* Task instructions *
Count how many lines in the material below hold the word "this"; the reply is that number alone.

*** Dataset records

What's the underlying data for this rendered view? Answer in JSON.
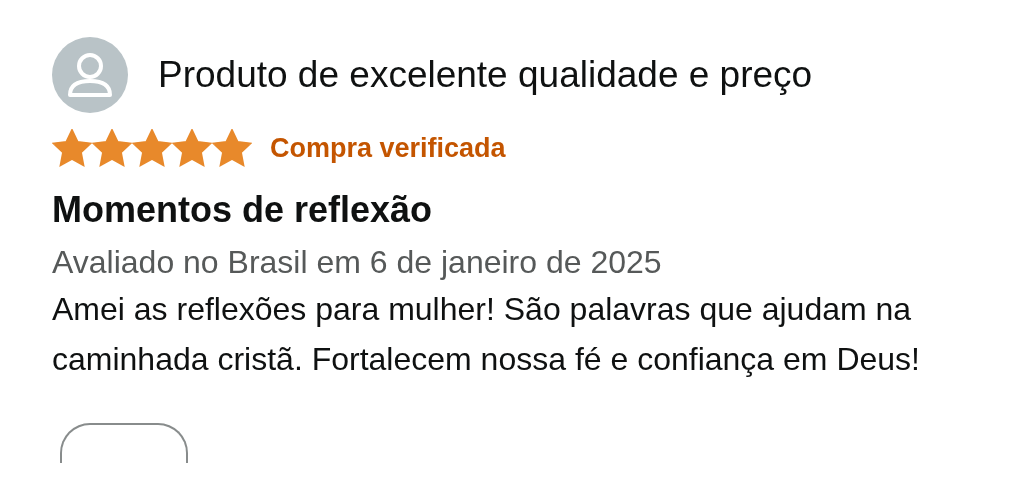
{
  "review": {
    "author": "Produto de excelente qualidade e preço",
    "stars": 5,
    "badge": "Compra verificada",
    "title": "Momentos de reflexão",
    "date": "Avaliado no Brasil em 6 de janeiro de 2025",
    "body": "Amei as reflexões para mulher! São palavras que ajudam na caminhada cristã. Fortalecem nossa fé e confiança em Deus!"
  }
}
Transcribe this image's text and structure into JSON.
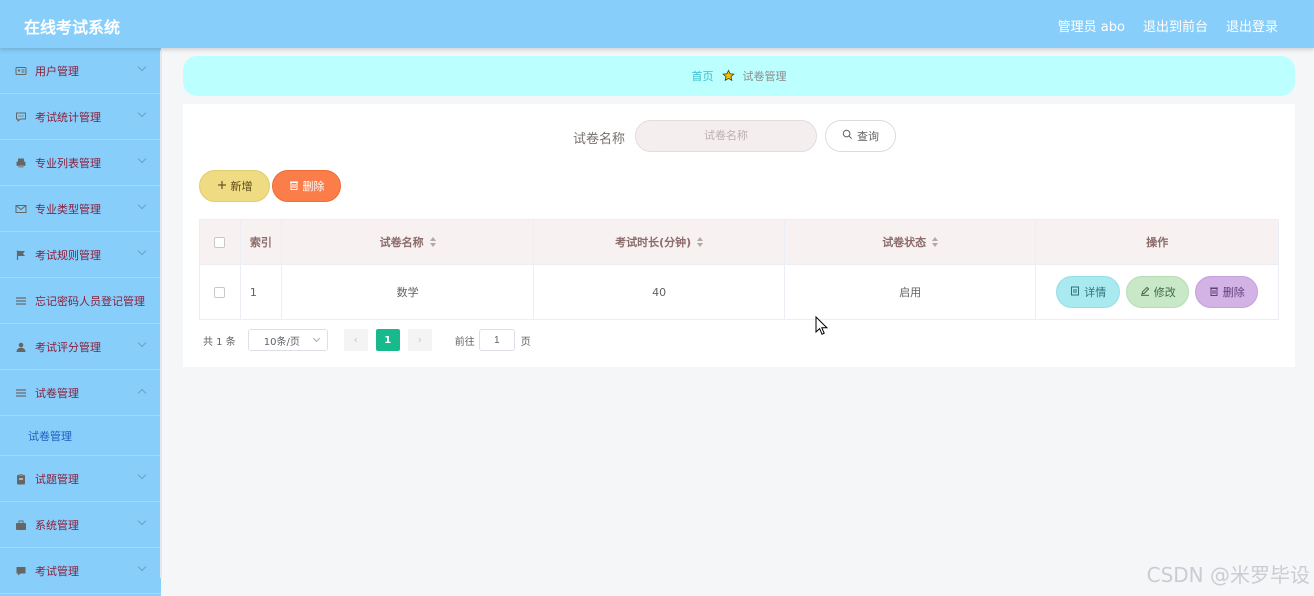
{
  "header": {
    "title": "在线考试系统",
    "links": [
      "管理员 abo",
      "退出到前台",
      "退出登录"
    ],
    "bg_color": "#87cefa"
  },
  "sidebar": {
    "items": [
      {
        "label": "用户管理",
        "icon": "id-card-icon"
      },
      {
        "label": "考试统计管理",
        "icon": "chat-icon"
      },
      {
        "label": "专业列表管理",
        "icon": "printer-icon"
      },
      {
        "label": "专业类型管理",
        "icon": "mail-icon"
      },
      {
        "label": "考试规则管理",
        "icon": "flag-icon"
      },
      {
        "label": "忘记密码人员登记管理",
        "icon": "list-icon"
      },
      {
        "label": "考试评分管理",
        "icon": "user-icon"
      },
      {
        "label": "试卷管理",
        "icon": "list-icon",
        "expanded": true
      },
      {
        "label": "试题管理",
        "icon": "clipboard-icon"
      },
      {
        "label": "系统管理",
        "icon": "briefcase-icon"
      },
      {
        "label": "考试管理",
        "icon": "message-icon"
      }
    ],
    "submenu": {
      "label": "试卷管理"
    }
  },
  "breadcrumb": {
    "home": "首页",
    "current": "试卷管理"
  },
  "search": {
    "label": "试卷名称",
    "placeholder": "试卷名称",
    "button": "查询"
  },
  "actions": {
    "add": "新增",
    "delete": "删除"
  },
  "table": {
    "headers": [
      "索引",
      "试卷名称",
      "考试时长(分钟)",
      "试卷状态",
      "操作"
    ],
    "rows": [
      {
        "index": "1",
        "name": "数学",
        "duration": "40",
        "status": "启用"
      }
    ],
    "row_actions": {
      "detail": "详情",
      "edit": "修改",
      "delete": "删除"
    }
  },
  "pagination": {
    "total": "共 1 条",
    "page_size": "10条/页",
    "current_page": "1",
    "goto_label": "前往",
    "goto_value": "1",
    "page_unit": "页"
  },
  "watermark": "CSDN @米罗毕设"
}
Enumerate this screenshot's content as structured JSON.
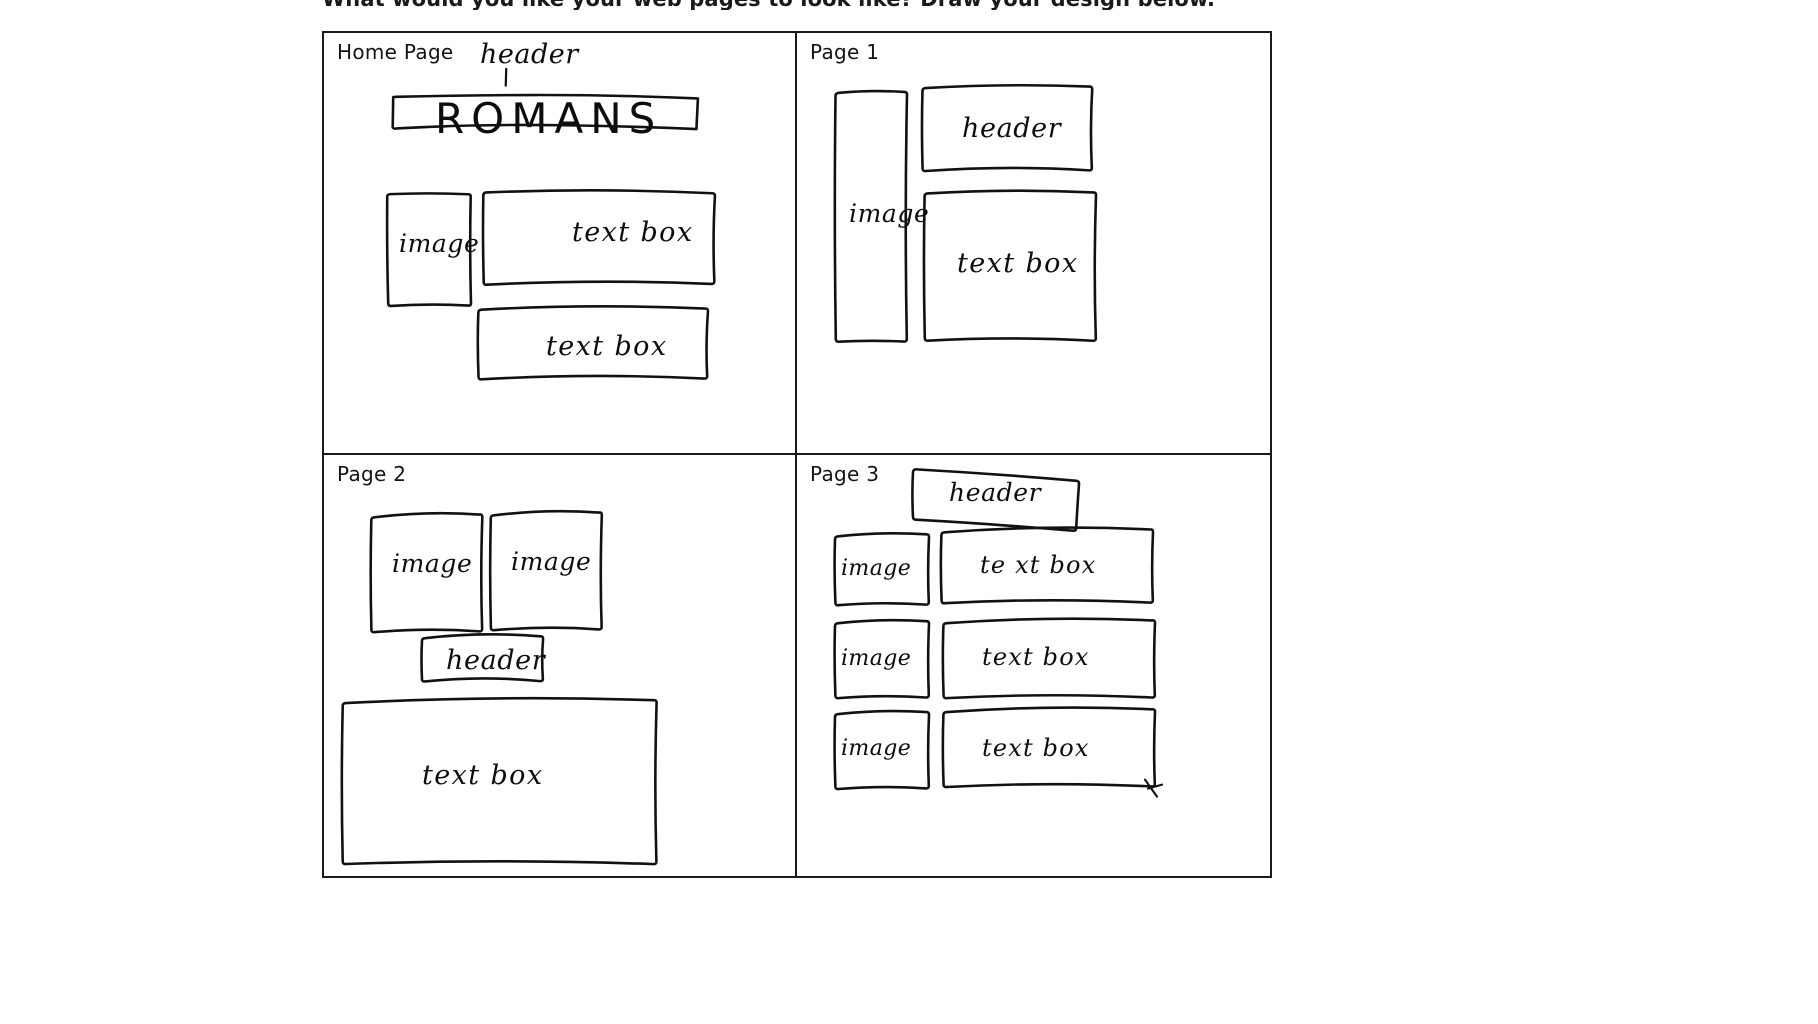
{
  "prompt": {
    "question": "What would you like your web pages to look like?  Draw your design below."
  },
  "sketch": {
    "ink_color": "#111111",
    "paper_color": "#ffffff",
    "quadrants": [
      {
        "id": "home-page",
        "label": "Home Page",
        "annotations": [
          {
            "name": "header-annotation",
            "text": "header",
            "style": "handwritten-pointer"
          }
        ],
        "blocks": [
          {
            "name": "banner-box",
            "text": "ROMANS",
            "kind": "header-banner"
          },
          {
            "name": "image-box",
            "text": "image",
            "kind": "image"
          },
          {
            "name": "text-box-1",
            "text": "text box",
            "kind": "text"
          },
          {
            "name": "text-box-2",
            "text": "text box",
            "kind": "text"
          }
        ]
      },
      {
        "id": "page-1",
        "label": "Page 1",
        "annotations": [],
        "blocks": [
          {
            "name": "image-box",
            "text": "image",
            "kind": "image"
          },
          {
            "name": "header-box",
            "text": "header",
            "kind": "header"
          },
          {
            "name": "text-box",
            "text": "text box",
            "kind": "text"
          }
        ]
      },
      {
        "id": "page-2",
        "label": "Page 2",
        "annotations": [],
        "blocks": [
          {
            "name": "image-box-left",
            "text": "image",
            "kind": "image"
          },
          {
            "name": "image-box-right",
            "text": "image",
            "kind": "image"
          },
          {
            "name": "header-box",
            "text": "header",
            "kind": "header"
          },
          {
            "name": "text-box",
            "text": "text box",
            "kind": "text"
          }
        ]
      },
      {
        "id": "page-3",
        "label": "Page 3",
        "annotations": [],
        "blocks": [
          {
            "name": "header-box",
            "text": "header",
            "kind": "header"
          },
          {
            "name": "image-box-1",
            "text": "image",
            "kind": "image"
          },
          {
            "name": "text-box-1",
            "text": "te xt box",
            "kind": "text"
          },
          {
            "name": "image-box-2",
            "text": "image",
            "kind": "image"
          },
          {
            "name": "text-box-2",
            "text": "text box",
            "kind": "text"
          },
          {
            "name": "image-box-3",
            "text": "image",
            "kind": "image"
          },
          {
            "name": "text-box-3",
            "text": "text box",
            "kind": "text"
          }
        ]
      }
    ]
  }
}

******

* Exercise output *
3